The financial policies must be in harmony with timely and realistic approval of projects and the establishment of estimating accuracy and contingency practices (lean contingency). This lean contingency is predicated on the methodology requiring scope-based solid Front End Loading (FEL) deliverables which allow for the contingency levels to be on the lean side.

Typically, FEL costs are 4-6% of the total project cost, or engineering costs of 25-30% have been expended by the end of the FEL phases in order to reach a control estimate (generally +/- 10%). This is consistent with current benchmarking data.

Commitment to the methodology is another matter entirely and is dependent on the level of service that the PMO exhibits. The new PMO must consistently show up as a “customer-focused entity” if it is to assist in the necessary task of culture shifting (from ad hoc to more formal processes). The PMO is generally the steward of the methodology and the training program.

Eight Steps in the Maturity of the PMO

The following steps are common (basic) in the progression of the PMO’s maturity, which typically occurs over a two to three year period:

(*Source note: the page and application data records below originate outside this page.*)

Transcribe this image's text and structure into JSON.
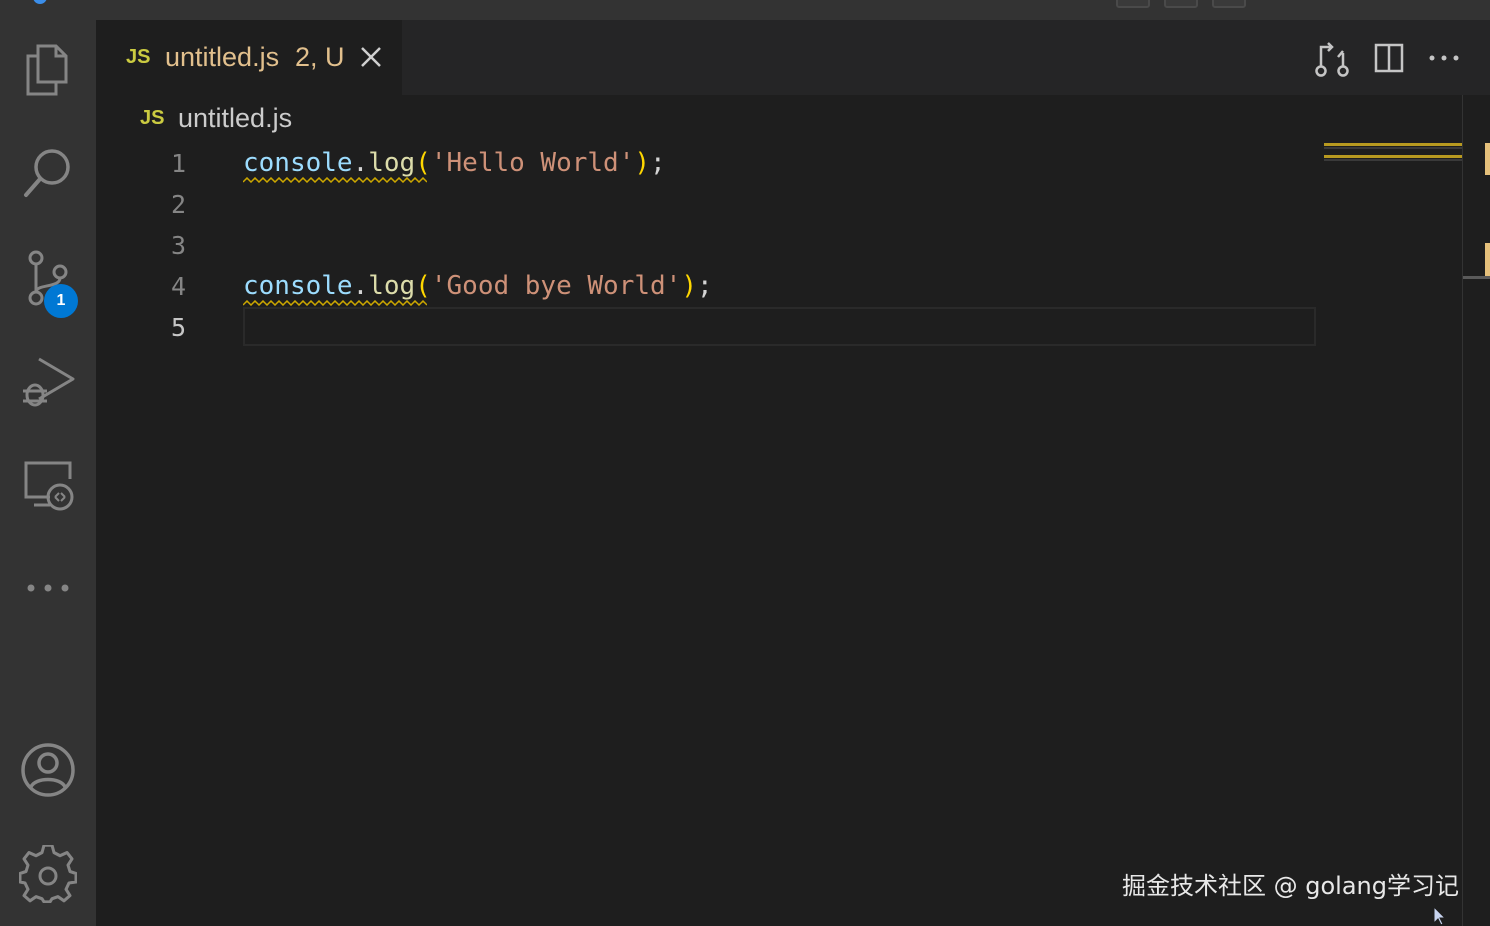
{
  "activity_bar": {
    "items": [
      {
        "name": "explorer",
        "icon": "files-icon"
      },
      {
        "name": "search",
        "icon": "search-icon"
      },
      {
        "name": "source-control",
        "icon": "source-control-icon",
        "badge": "1"
      },
      {
        "name": "run-and-debug",
        "icon": "run-debug-icon"
      },
      {
        "name": "remote-explorer",
        "icon": "remote-explorer-icon"
      },
      {
        "name": "more",
        "icon": "more-icon"
      }
    ],
    "bottom_items": [
      {
        "name": "accounts",
        "icon": "account-icon"
      },
      {
        "name": "manage",
        "icon": "gear-icon"
      }
    ]
  },
  "tab": {
    "lang_badge": "JS",
    "filename": "untitled.js",
    "status": "2, U",
    "close_icon": "close-icon"
  },
  "editor_actions": [
    "open-changes-icon",
    "split-editor-icon",
    "more-actions-icon"
  ],
  "breadcrumb": {
    "lang_badge": "JS",
    "file": "untitled.js"
  },
  "editor": {
    "line_numbers": [
      "1",
      "2",
      "3",
      "4",
      "5"
    ],
    "active_line": "5",
    "lines": [
      {
        "var": "console",
        "dot": ".",
        "fn": "log",
        "open": "(",
        "str": "'Hello World'",
        "close": ")",
        "end": ";"
      },
      {
        "var": "console",
        "dot": ".",
        "fn": "log",
        "open": "(",
        "str": "'Good bye World'",
        "close": ")",
        "end": ";"
      }
    ]
  },
  "colors": {
    "warning": "#cca700",
    "modified": "#e2c08d",
    "badge": "#0078d4",
    "background": "#1e1e1e"
  },
  "watermark": "掘金技术社区 @ golang学习记"
}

  1. Form the PMO and develop the methodology (web based).
  2. Develop the PMO website to house the methodology and initial tools, templates, project review procedures, approval processes, etc.
  3. Develop and roll out the methodology training program or utilize the methodology on a chosen pilot project first. (Most organizations don’t have the luxury to do this ahead of the methodology training).
  4. Establish PMO controls function (estimating, scheduling and project controls). These folks will generally participate in the FEL phases and then transition the function over to the project team as the execution phase begins.
  5. Control folks begin to gather project data and develop Key Process Indicators (KPIs) for utilization in benchmarking efforts.
  6. PMO develops a relationship with a benchmarking entity and a third party estimating entity for project reviews and validation of the project methodology.
  7. PMO members coach and mentor junior project resources. PM skills training programs are developed for PM progression and competency advancement.
  8. Leverage current PM technologies (web based, document management, PM enterprise tools, databases [estimating, risk, lessons learned, etc.]) to streamline the management and data gathering functions which will assist in real time continuous improvement.

These steps are general in nature and each can be broken down to definitive elements that are required to develop a level of PM and PMO maturity. These steps may vary based on the requirements of the specific business/industry.

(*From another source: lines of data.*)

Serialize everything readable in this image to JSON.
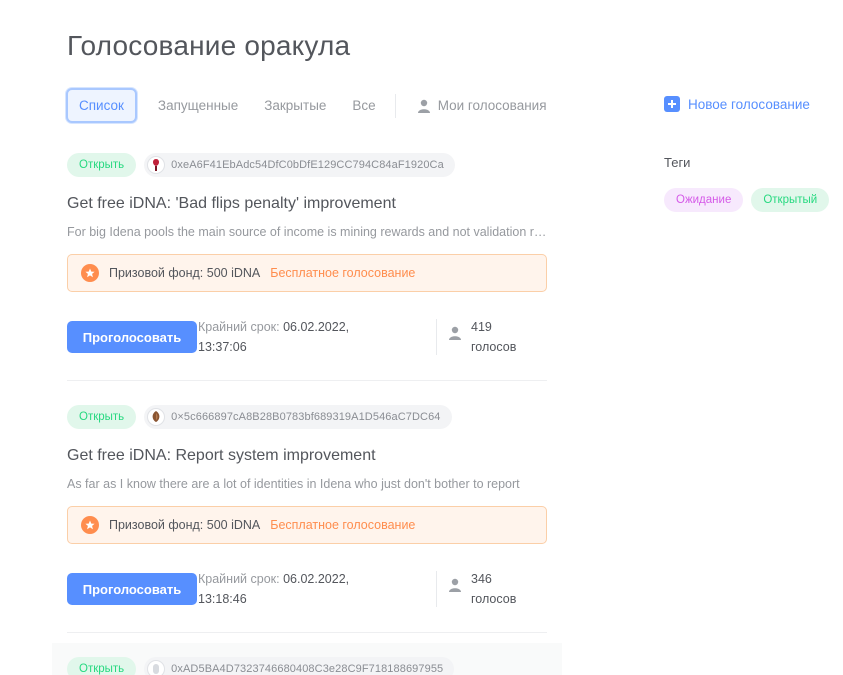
{
  "page": {
    "title": "Голосование оракула"
  },
  "tabs": [
    {
      "label": "Список",
      "active": true
    },
    {
      "label": "Запущенные"
    },
    {
      "label": "Закрытые"
    },
    {
      "label": "Все"
    }
  ],
  "my_votes": {
    "label": "Мои голосования",
    "icon": "user-icon"
  },
  "new_vote": {
    "label": "Новое голосование",
    "icon": "plus-icon"
  },
  "tags": {
    "title": "Теги",
    "items": [
      {
        "label": "Ожидание",
        "color": "#d55ae8"
      },
      {
        "label": "Открытый",
        "color": "#27d980"
      }
    ]
  },
  "votings": [
    {
      "status": "Открыть",
      "address": "0xeA6F41EbAdc54DfC0bDfE129CC794C84aF1920Ca",
      "title": "Get free iDNA: 'Bad flips penalty' improvement",
      "description": "For big Idena pools the main source of income is mining rewards and not validation rewards",
      "prize": "Призовой фонд: 500 iDNA",
      "free": "Бесплатное голосование",
      "vote_label": "Проголосовать",
      "deadline_label": "Крайний срок:",
      "deadline_value": "06.02.2022,",
      "deadline_time": "13:37:06",
      "votes_count": "419",
      "votes_label": "голосов"
    },
    {
      "status": "Открыть",
      "address": "0×5c666897cA8B28B0783bf689319A1D546aC7DC64",
      "title": "Get free iDNA: Report system improvement",
      "description": "As far as I know there are a lot of identities in Idena who just don't bother to report",
      "prize": "Призовой фонд: 500 iDNA",
      "free": "Бесплатное голосование",
      "vote_label": "Проголосовать",
      "deadline_label": "Крайний срок:",
      "deadline_value": "06.02.2022,",
      "deadline_time": "13:18:46",
      "votes_count": "346",
      "votes_label": "голосов"
    },
    {
      "status": "Открыть",
      "address": "0xAD5BA4D7323746680408C3e28C9F718188697955"
    }
  ],
  "colors": {
    "accent": "#578fff",
    "open": "#27d980",
    "prize": "#ff8d4e"
  }
}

Tom Flynn, P.E., PMP, is a founding partner and Vice President of Consulting Services at Advanced Management Services, Inc. Tom has initiated and spearheaded the development of the Project and Program Management Division which helped transform AMS into its current position as a leader in the Project Management Consulting and Training industry. In addition to his technical project management competencies, he also utilizes his extensive training and experience in conflict management-resolution, change management and human development to successfully coach and mentor senior executives, project managers and project team personnel. To contact Tom, send an e-mail to [email protected] This e-mail address is being protected from spambots. You need JavaScript enabled to view it or call 781-828-8210.